### Data provided
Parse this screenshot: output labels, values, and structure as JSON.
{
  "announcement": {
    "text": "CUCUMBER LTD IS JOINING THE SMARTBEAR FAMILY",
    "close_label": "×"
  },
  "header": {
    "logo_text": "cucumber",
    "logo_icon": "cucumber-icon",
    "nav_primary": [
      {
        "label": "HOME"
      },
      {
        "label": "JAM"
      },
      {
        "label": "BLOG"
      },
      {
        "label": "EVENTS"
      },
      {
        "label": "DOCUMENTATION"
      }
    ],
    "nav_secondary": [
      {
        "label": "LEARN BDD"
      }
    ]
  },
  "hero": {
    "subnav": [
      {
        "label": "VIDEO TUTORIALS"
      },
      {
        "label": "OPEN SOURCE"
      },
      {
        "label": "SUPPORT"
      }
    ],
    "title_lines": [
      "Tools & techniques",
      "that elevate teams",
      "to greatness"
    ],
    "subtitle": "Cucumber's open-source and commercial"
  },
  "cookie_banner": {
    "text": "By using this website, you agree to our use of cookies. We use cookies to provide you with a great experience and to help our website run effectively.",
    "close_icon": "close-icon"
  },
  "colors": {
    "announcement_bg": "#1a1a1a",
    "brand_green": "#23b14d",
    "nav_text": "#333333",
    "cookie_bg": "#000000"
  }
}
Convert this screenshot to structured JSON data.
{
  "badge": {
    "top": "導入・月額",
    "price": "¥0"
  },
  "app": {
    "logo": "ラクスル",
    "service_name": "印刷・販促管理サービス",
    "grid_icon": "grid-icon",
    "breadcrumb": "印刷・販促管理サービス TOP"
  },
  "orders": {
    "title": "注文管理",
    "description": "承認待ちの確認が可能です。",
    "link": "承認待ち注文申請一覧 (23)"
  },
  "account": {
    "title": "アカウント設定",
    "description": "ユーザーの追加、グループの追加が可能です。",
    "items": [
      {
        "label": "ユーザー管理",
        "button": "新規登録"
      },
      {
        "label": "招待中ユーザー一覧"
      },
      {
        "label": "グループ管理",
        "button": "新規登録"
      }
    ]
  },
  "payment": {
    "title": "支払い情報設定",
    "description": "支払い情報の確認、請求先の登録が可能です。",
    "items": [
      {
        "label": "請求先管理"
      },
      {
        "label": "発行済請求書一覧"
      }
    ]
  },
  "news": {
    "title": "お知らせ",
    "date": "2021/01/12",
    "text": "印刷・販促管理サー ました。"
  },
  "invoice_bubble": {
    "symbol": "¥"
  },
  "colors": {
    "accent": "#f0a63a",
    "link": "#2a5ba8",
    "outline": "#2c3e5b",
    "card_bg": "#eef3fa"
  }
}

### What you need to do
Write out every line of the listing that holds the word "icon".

### Finished exercise
    "logo_icon": "cucumber-icon",
    "close_icon": "close-icon"
    "grid_icon": "grid-icon",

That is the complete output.